How is a BioTag™ made?

BioTags are made through an inert bioengineering event, where a unique non-coding sequence of DNA is inserted into standard baker’s yeast. Each BioTag undergoes a quality control step to ensure there is no modification, addition or deletion of yeast genes through this process. BioTags™ are characteristically identical to baker’s yeast and inactivated prior to commercial use.

Our Technology Page has more details on how BioTags are made, applied and detected.

How can a BioTag be applied to a product?

BioTags can be added, mixed, sprayed or affixed to any product that can benefit from end-to-end supply chain biological traceability and identification. Unique BioTags can even be applied at multiple nodes along a supply chain or within subsections of a lot or component of a product. This flexibility of spatial and temporal granularity of where and when BioTags can be incorporated lets the BioTag tell the story of a product’s origin and journey from beginning to end.

Our Technology Page has more details on how BioTags are made, applied and detected.

Why use BioTags™ if packaging and products have physical labels like barcodes or RFIDs?

Traditional traceability technologies tend to rely on packaging and are incorporated into the non-biological components of a product, such as a label, sticker, printable surface or container. They have their place; however when the goal is to trace, differentiate or segregate food system products, these solutions miss the mark as they cannot be processed, consumed, and in many instances, are not biodegradable. Food system products require a natural and customizable traceability solution, which is why we’ve developed BioTags. These microscopic fingerprints are not visible to the naked eye and cannot be adulterated or removed from the product onto which it is applied.

How are BioTags™ detected?

BioTags are detectable in trace amounts, well below parts-per-million. Samples can be tested with handheld detection kits on-site, or sent to Index or a trusted third party lab for detection using common molecular techniques.

Our Technology Page has more details on how BioTags are made, applied and detected.

How is information related to a BioTag™ collected and does it compete with existing digital traceability systems?

Every BioTag includes a unique identifying sequence that is stored in Trailhead™, Index’s digital registry.

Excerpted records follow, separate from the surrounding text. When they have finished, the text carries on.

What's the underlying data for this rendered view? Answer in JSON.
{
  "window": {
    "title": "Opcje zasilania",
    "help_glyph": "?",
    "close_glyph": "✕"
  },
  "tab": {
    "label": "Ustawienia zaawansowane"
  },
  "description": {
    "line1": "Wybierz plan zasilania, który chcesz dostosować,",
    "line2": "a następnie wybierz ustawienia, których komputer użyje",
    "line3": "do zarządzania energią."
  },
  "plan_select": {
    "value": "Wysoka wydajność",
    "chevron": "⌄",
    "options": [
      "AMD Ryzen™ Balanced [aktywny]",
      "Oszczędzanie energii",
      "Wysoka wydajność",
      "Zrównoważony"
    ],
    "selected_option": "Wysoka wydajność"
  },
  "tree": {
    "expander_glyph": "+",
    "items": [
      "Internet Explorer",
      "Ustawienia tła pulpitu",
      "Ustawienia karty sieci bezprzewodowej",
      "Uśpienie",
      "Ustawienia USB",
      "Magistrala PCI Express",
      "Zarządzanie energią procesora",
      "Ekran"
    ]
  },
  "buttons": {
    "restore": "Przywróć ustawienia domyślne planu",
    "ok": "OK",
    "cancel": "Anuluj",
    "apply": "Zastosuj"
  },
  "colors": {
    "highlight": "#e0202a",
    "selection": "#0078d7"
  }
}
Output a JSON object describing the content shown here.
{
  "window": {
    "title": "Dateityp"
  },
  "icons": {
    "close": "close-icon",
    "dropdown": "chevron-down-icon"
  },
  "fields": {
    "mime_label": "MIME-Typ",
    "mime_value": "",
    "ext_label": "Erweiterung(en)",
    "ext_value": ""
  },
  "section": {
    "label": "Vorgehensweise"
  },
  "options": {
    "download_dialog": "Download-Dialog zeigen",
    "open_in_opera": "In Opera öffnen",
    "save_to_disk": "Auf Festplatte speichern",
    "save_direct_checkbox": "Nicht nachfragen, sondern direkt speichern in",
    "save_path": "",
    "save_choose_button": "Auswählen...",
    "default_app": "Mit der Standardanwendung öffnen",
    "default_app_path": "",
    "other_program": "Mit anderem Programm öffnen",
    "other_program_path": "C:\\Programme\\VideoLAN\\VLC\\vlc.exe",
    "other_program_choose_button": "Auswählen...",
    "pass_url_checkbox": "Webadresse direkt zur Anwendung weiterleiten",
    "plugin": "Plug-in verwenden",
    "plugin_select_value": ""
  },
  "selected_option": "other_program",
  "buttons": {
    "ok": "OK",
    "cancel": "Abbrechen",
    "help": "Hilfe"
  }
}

Trailhead acts as the link between the physical BioTag and the digital supply chain, and can be securely integrated with existing traceability software through a simple API. Trailhead entries contain data related to its manufacturing, client and intended use, along with any additional information that may be relevant to the value chain.

What are some examples of ways that BioTags™ can be used to solve common and costly supply chain challenges?

Our Use Cases Page details how BioTags can be used in a variety of industries. An illustrative example is below:

Currently, to find a source of E. coli contamination in romaine lettuce, regulators and industry need to trace that lettuce back to its origins in a farmer’s field. The search is complicated by a number of factors: the packaging is often discarded; the supply chain participants’ best practices require only one step forward, one step back information; the chain of custody is almost always broken and subject to human error; and most supply chain participants still track using paper systems.

By BioTagging a head of romaine lettuce in field, regulators and industry can identify the exact field, grower, region, lot/row, and harvest date, within minutes. It doesn’t matter what packaging (if any) it ends up in or if it is in a bag of mixed greens with lettuce leaves from many different heads of lettuce, or where in the world it ends up. Starting the investigation at the product's origin and following its path forward through the supply chain saves time and money, and promotes a healthy supply chain.